Task directions
Only the lines with "kind" in them need to be copied from the listing.

Data records

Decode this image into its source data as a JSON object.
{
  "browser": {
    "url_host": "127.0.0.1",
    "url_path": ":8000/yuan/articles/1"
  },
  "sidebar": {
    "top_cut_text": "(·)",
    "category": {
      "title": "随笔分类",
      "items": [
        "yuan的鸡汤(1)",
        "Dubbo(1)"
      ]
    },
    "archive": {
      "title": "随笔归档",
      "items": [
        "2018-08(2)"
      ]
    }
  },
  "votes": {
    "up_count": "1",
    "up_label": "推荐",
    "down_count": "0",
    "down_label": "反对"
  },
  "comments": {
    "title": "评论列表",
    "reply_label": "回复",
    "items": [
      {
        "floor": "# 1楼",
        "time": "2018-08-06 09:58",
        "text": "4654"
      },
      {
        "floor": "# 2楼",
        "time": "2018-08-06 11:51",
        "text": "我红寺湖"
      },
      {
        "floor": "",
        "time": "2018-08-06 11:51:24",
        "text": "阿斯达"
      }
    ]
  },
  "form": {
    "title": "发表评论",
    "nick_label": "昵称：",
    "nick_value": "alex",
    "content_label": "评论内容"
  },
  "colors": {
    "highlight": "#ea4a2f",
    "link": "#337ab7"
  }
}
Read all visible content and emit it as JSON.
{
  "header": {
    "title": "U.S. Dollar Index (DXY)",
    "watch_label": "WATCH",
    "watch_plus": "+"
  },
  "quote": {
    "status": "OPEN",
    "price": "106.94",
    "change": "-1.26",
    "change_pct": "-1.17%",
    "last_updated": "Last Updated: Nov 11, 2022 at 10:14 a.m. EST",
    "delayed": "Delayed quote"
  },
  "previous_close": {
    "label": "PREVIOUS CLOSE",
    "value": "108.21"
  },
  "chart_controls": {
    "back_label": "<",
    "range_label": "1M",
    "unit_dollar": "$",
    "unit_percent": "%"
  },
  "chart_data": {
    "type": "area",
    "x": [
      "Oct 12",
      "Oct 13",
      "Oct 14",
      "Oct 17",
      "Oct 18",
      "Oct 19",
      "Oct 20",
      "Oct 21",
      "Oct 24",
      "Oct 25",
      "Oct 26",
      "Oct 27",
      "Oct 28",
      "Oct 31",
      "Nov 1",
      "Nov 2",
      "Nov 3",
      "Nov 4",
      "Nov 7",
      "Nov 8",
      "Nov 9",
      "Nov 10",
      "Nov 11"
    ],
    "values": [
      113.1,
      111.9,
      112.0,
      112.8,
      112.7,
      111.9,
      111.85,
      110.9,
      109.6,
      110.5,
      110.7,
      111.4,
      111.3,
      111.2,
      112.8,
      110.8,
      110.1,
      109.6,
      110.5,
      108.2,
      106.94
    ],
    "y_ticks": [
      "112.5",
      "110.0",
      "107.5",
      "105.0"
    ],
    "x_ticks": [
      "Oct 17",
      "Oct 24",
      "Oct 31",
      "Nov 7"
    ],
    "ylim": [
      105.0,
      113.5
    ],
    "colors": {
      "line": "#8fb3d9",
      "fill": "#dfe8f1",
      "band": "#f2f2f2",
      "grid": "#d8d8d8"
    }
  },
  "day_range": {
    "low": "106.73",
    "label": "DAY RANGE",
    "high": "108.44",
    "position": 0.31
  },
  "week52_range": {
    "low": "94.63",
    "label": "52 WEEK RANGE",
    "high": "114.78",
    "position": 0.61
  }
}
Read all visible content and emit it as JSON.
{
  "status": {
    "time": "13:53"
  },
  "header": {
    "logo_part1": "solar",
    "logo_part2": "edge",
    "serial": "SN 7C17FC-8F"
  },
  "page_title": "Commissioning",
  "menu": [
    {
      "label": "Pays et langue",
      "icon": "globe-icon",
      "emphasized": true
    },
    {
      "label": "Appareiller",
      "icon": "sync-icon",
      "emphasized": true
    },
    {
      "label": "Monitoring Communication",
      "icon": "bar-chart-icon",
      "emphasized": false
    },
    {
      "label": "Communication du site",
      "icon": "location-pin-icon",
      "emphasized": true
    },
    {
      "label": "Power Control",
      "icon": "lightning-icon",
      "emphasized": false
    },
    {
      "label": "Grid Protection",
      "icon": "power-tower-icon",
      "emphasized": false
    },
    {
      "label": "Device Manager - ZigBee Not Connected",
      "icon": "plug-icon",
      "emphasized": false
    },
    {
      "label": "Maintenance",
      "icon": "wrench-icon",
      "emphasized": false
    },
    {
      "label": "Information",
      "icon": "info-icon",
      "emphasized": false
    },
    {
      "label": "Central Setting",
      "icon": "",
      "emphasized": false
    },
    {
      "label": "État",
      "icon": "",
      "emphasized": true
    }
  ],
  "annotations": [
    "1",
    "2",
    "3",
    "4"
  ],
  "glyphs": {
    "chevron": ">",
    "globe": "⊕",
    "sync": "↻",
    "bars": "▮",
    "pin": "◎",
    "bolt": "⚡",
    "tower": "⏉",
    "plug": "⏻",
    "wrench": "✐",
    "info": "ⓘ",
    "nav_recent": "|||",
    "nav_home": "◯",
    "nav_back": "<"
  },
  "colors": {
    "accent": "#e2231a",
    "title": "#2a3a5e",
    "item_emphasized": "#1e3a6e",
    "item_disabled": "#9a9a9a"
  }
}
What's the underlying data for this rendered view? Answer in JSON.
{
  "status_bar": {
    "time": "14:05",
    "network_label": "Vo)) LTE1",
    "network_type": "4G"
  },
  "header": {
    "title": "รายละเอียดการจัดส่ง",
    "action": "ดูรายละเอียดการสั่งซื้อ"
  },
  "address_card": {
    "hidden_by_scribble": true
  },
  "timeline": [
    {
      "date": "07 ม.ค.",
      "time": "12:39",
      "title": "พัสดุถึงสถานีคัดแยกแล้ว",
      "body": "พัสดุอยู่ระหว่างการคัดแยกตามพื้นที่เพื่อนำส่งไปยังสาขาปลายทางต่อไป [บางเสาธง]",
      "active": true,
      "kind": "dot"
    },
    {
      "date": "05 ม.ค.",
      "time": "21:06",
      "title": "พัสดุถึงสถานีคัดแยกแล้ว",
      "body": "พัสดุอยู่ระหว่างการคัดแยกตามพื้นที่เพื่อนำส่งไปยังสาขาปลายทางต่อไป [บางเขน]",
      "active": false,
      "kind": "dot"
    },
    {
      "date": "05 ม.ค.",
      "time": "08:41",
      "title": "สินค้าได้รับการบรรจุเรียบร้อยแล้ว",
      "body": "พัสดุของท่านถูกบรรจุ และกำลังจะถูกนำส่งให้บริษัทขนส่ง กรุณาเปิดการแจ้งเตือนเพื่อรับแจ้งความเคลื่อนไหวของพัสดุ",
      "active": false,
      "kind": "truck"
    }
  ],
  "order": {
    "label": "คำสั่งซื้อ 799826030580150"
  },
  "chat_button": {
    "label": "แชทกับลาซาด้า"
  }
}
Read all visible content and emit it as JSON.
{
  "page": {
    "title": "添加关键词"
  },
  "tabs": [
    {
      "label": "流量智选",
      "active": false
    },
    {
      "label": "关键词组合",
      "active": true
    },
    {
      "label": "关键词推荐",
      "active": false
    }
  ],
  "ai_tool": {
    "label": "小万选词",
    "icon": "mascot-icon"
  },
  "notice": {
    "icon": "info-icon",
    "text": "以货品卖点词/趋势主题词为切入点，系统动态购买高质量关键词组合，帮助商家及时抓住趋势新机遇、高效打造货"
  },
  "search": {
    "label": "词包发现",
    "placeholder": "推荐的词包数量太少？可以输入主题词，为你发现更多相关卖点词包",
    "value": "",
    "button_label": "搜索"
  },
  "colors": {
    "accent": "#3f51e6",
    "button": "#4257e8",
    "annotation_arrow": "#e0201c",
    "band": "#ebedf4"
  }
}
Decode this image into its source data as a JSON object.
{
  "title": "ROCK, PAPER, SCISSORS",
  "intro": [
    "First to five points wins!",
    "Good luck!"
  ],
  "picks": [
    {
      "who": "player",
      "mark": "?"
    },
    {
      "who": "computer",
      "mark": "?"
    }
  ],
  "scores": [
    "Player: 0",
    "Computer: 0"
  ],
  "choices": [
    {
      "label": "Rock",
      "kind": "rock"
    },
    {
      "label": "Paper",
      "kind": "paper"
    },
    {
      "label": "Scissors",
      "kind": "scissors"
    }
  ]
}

Output
      "kind": "dot"
      "kind": "dot"
      "kind": "truck"
      "kind": "rock"
      "kind": "paper"
      "kind": "scissors"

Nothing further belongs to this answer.